▸ WHAT YOU ARE ASKED TO DO
Pull out every line below containing the word "JSON".

[Page and application data records]
-=-=-=-=-

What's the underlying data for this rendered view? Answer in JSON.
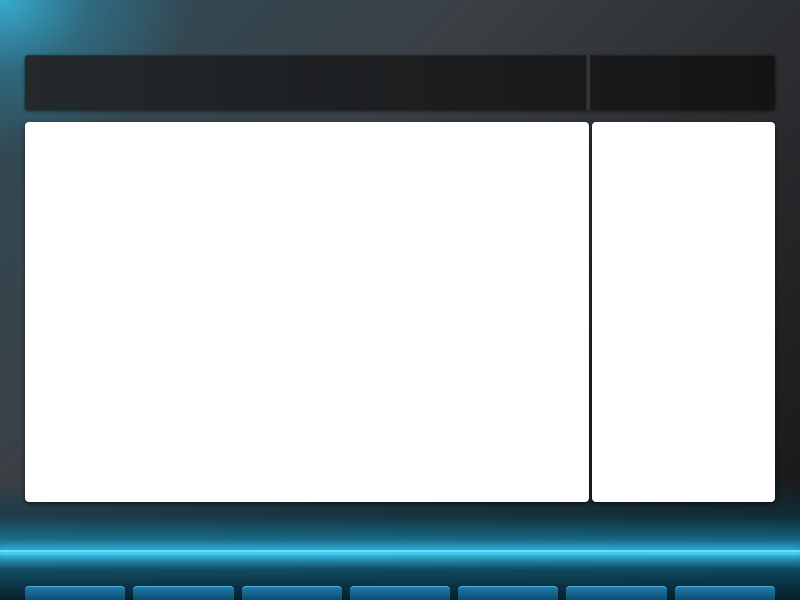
{
  "toolbar": {
    "title": "",
    "side_title": ""
  },
  "main_panel": {
    "content": ""
  },
  "side_panel": {
    "content": ""
  },
  "tabs": [
    {
      "label": ""
    },
    {
      "label": ""
    },
    {
      "label": ""
    },
    {
      "label": ""
    },
    {
      "label": ""
    },
    {
      "label": ""
    },
    {
      "label": ""
    }
  ],
  "colors": {
    "accent_glow": "#5fe0ff",
    "tab_blue": "#1f7fb3",
    "toolbar_dark": "#1c1e20",
    "panel_white": "#ffffff"
  }
}
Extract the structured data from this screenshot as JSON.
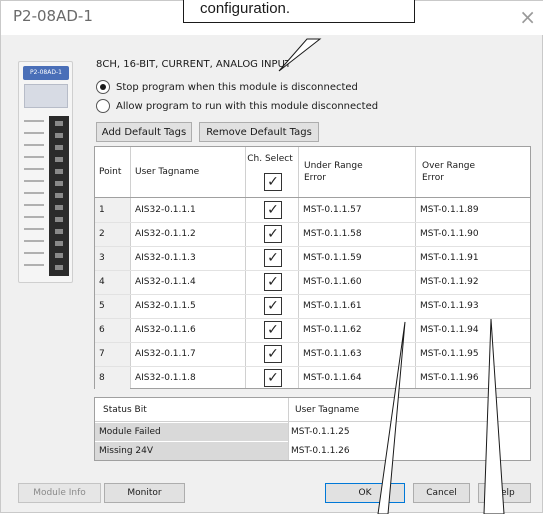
{
  "window": {
    "title": "P2-08AD-1",
    "close_glyph": "×"
  },
  "callout": {
    "text": "configuration."
  },
  "module_image": {
    "label": "P2-08AD-1"
  },
  "config": {
    "section_title": "8CH, 16-BIT, CURRENT, ANALOG INPUT",
    "option_stop": "Stop program when this module is disconnected",
    "option_allow": "Allow program to run with this module disconnected",
    "selected_option": "stop",
    "add_default_tags": "Add Default Tags",
    "remove_default_tags": "Remove Default Tags"
  },
  "grid": {
    "headers": {
      "point": "Point",
      "user_tagname": "User Tagname",
      "ch_select": "Ch. Select",
      "under_range": "Under Range\nError",
      "over_range": "Over Range\nError"
    },
    "header_check": "✓",
    "rows": [
      {
        "point": "1",
        "tag": "AIS32-0.1.1.1",
        "selected": "✓",
        "under": "MST-0.1.1.57",
        "over": "MST-0.1.1.89"
      },
      {
        "point": "2",
        "tag": "AIS32-0.1.1.2",
        "selected": "✓",
        "under": "MST-0.1.1.58",
        "over": "MST-0.1.1.90"
      },
      {
        "point": "3",
        "tag": "AIS32-0.1.1.3",
        "selected": "✓",
        "under": "MST-0.1.1.59",
        "over": "MST-0.1.1.91"
      },
      {
        "point": "4",
        "tag": "AIS32-0.1.1.4",
        "selected": "✓",
        "under": "MST-0.1.1.60",
        "over": "MST-0.1.1.92"
      },
      {
        "point": "5",
        "tag": "AIS32-0.1.1.5",
        "selected": "✓",
        "under": "MST-0.1.1.61",
        "over": "MST-0.1.1.93"
      },
      {
        "point": "6",
        "tag": "AIS32-0.1.1.6",
        "selected": "✓",
        "under": "MST-0.1.1.62",
        "over": "MST-0.1.1.94"
      },
      {
        "point": "7",
        "tag": "AIS32-0.1.1.7",
        "selected": "✓",
        "under": "MST-0.1.1.63",
        "over": "MST-0.1.1.95"
      },
      {
        "point": "8",
        "tag": "AIS32-0.1.1.8",
        "selected": "✓",
        "under": "MST-0.1.1.64",
        "over": "MST-0.1.1.96"
      }
    ]
  },
  "status_table": {
    "col_status_bit": "Status Bit",
    "col_user_tagname": "User Tagname",
    "rows": [
      {
        "bit": "Module Failed",
        "tag": "MST-0.1.1.25"
      },
      {
        "bit": "Missing 24V",
        "tag": "MST-0.1.1.26"
      }
    ]
  },
  "buttons": {
    "module_info": "Module Info",
    "monitor": "Monitor",
    "ok": "OK",
    "cancel": "Cancel",
    "help": "Help"
  },
  "colors": {
    "accent": "#0078d7",
    "module_blue": "#4a6fb8"
  }
}
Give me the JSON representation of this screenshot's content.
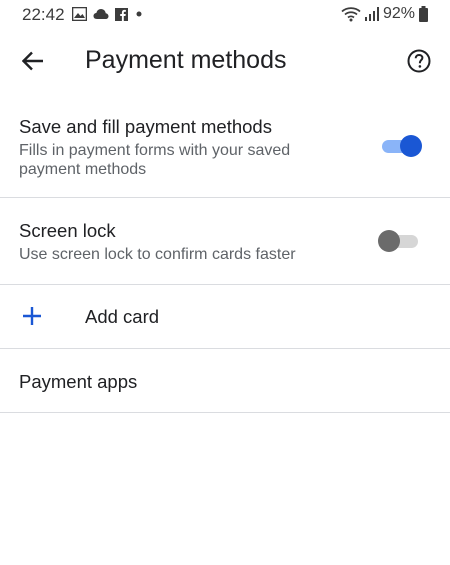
{
  "status_bar": {
    "time": "22:42",
    "left_icons": [
      "gallery-icon",
      "cloud-icon",
      "facebook-icon",
      "dot-icon"
    ],
    "right_icons": [
      "wifi-icon",
      "signal-icon",
      "battery-icon"
    ],
    "battery_percent": "92%"
  },
  "app_bar": {
    "title": "Payment methods",
    "back_icon": "arrow-back-icon",
    "help_icon": "help-circle-icon"
  },
  "settings": {
    "save_fill": {
      "title": "Save and fill payment methods",
      "subtitle": "Fills in payment forms with your saved payment methods",
      "enabled": true
    },
    "screen_lock": {
      "title": "Screen lock",
      "subtitle": "Use screen lock to confirm cards faster",
      "enabled": false
    },
    "add_card": {
      "label": "Add card",
      "icon": "plus-icon"
    },
    "payment_apps": {
      "title": "Payment apps"
    }
  },
  "colors": {
    "accent": "#1a57d4",
    "accent_track": "#8ab4f8",
    "divider": "#dadce0",
    "text_primary": "#202124",
    "text_secondary": "#5f6368"
  }
}
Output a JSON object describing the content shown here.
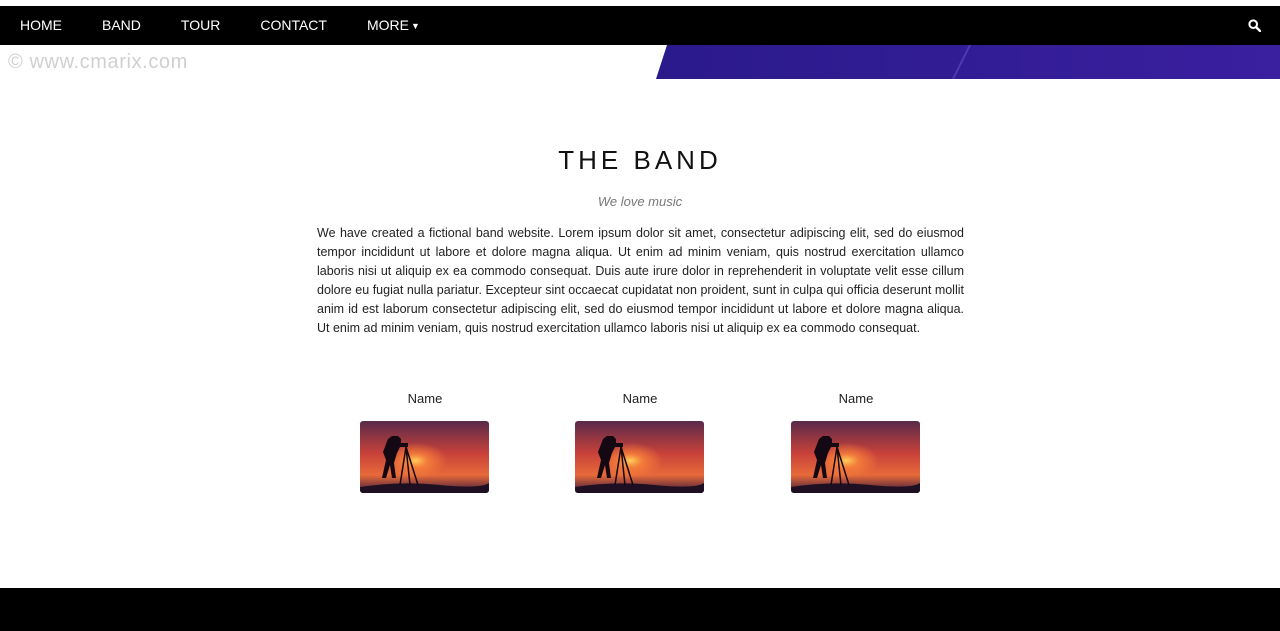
{
  "nav": {
    "items": [
      {
        "label": "HOME"
      },
      {
        "label": "BAND"
      },
      {
        "label": "TOUR"
      },
      {
        "label": "CONTACT"
      },
      {
        "label": "MORE",
        "has_dropdown": true
      }
    ],
    "search_icon": "search-icon"
  },
  "watermark": "© www.cmarix.com",
  "band": {
    "title": "THE BAND",
    "subtitle": "We love music",
    "description": "We have created a fictional band website. Lorem ipsum dolor sit amet, consectetur adipiscing elit, sed do eiusmod tempor incididunt ut labore et dolore magna aliqua. Ut enim ad minim veniam, quis nostrud exercitation ullamco laboris nisi ut aliquip ex ea commodo consequat. Duis aute irure dolor in reprehenderit in voluptate velit esse cillum dolore eu fugiat nulla pariatur. Excepteur sint occaecat cupidatat non proident, sunt in culpa qui officia deserunt mollit anim id est laborum consectetur adipiscing elit, sed do eiusmod tempor incididunt ut labore et dolore magna aliqua. Ut enim ad minim veniam, quis nostrud exercitation ullamco laboris nisi ut aliquip ex ea commodo consequat."
  },
  "members": [
    {
      "name": "Name"
    },
    {
      "name": "Name"
    },
    {
      "name": "Name"
    }
  ],
  "colors": {
    "nav_bg": "#000000",
    "banner_accent": "#2a1a8c",
    "footer_bg": "#000000"
  }
}
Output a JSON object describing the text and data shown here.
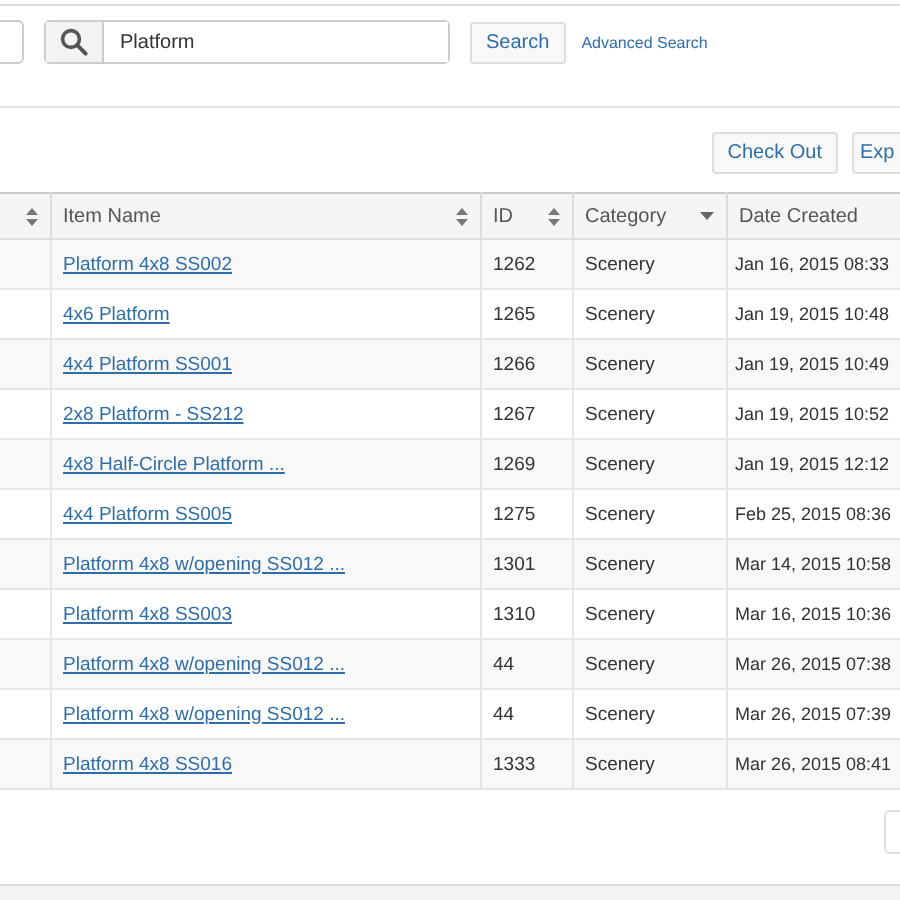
{
  "search": {
    "value": "Platform",
    "button": "Search",
    "advanced_link": "Advanced Search"
  },
  "toolbar": [
    "Check Out",
    "Exp"
  ],
  "table": {
    "columns": [
      {
        "sortable": true,
        "sorted": false
      },
      {
        "label": "Item Name",
        "sortable": true,
        "sorted": false
      },
      {
        "label": "ID",
        "sortable": true,
        "sorted": false
      },
      {
        "label": "Category",
        "sortable": true,
        "sorted": true
      },
      {
        "label": "Date Created",
        "sortable": false,
        "sorted": false
      }
    ],
    "rows": [
      {
        "name": "Platform 4x8 SS002",
        "id": "1262",
        "category": "Scenery",
        "date": "Jan 16, 2015 08:33"
      },
      {
        "name": "4x6 Platform",
        "id": "1265",
        "category": "Scenery",
        "date": "Jan 19, 2015 10:48"
      },
      {
        "name": "4x4 Platform SS001",
        "id": "1266",
        "category": "Scenery",
        "date": "Jan 19, 2015 10:49"
      },
      {
        "name": "2x8 Platform - SS212",
        "id": "1267",
        "category": "Scenery",
        "date": "Jan 19, 2015 10:52"
      },
      {
        "name": "4x8 Half-Circle Platform ...",
        "id": "1269",
        "category": "Scenery",
        "date": "Jan 19, 2015 12:12"
      },
      {
        "name": "4x4 Platform SS005",
        "id": "1275",
        "category": "Scenery",
        "date": "Feb 25, 2015 08:36"
      },
      {
        "name": "Platform 4x8 w/opening SS012 ...",
        "id": "1301",
        "category": "Scenery",
        "date": "Mar 14, 2015 10:58"
      },
      {
        "name": "Platform 4x8 SS003",
        "id": "1310",
        "category": "Scenery",
        "date": "Mar 16, 2015 10:36"
      },
      {
        "name": "Platform 4x8 w/opening SS012 ...",
        "id": "44",
        "category": "Scenery",
        "date": "Mar 26, 2015 07:38"
      },
      {
        "name": "Platform 4x8 w/opening SS012 ...",
        "id": "44",
        "category": "Scenery",
        "date": "Mar 26, 2015 07:39"
      },
      {
        "name": "Platform 4x8 SS016",
        "id": "1333",
        "category": "Scenery",
        "date": "Mar 26, 2015 08:41"
      }
    ]
  }
}
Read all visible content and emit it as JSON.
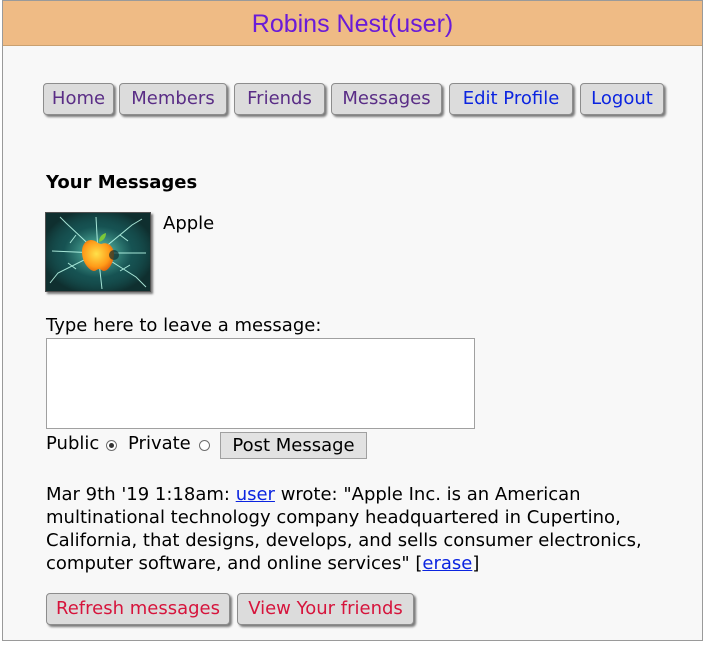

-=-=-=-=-

▸ YOUR SOLUTION
What's the underlying data for this rendered view? Answer in JSON.
Extract the structured data from this screenshot as JSON.
Give me the JSON representation of this screenshot's content.
Output a JSON object describing the content shown here.
Output a JSON object describing the text and data shown here.
Read all visible content and emit it as JSON.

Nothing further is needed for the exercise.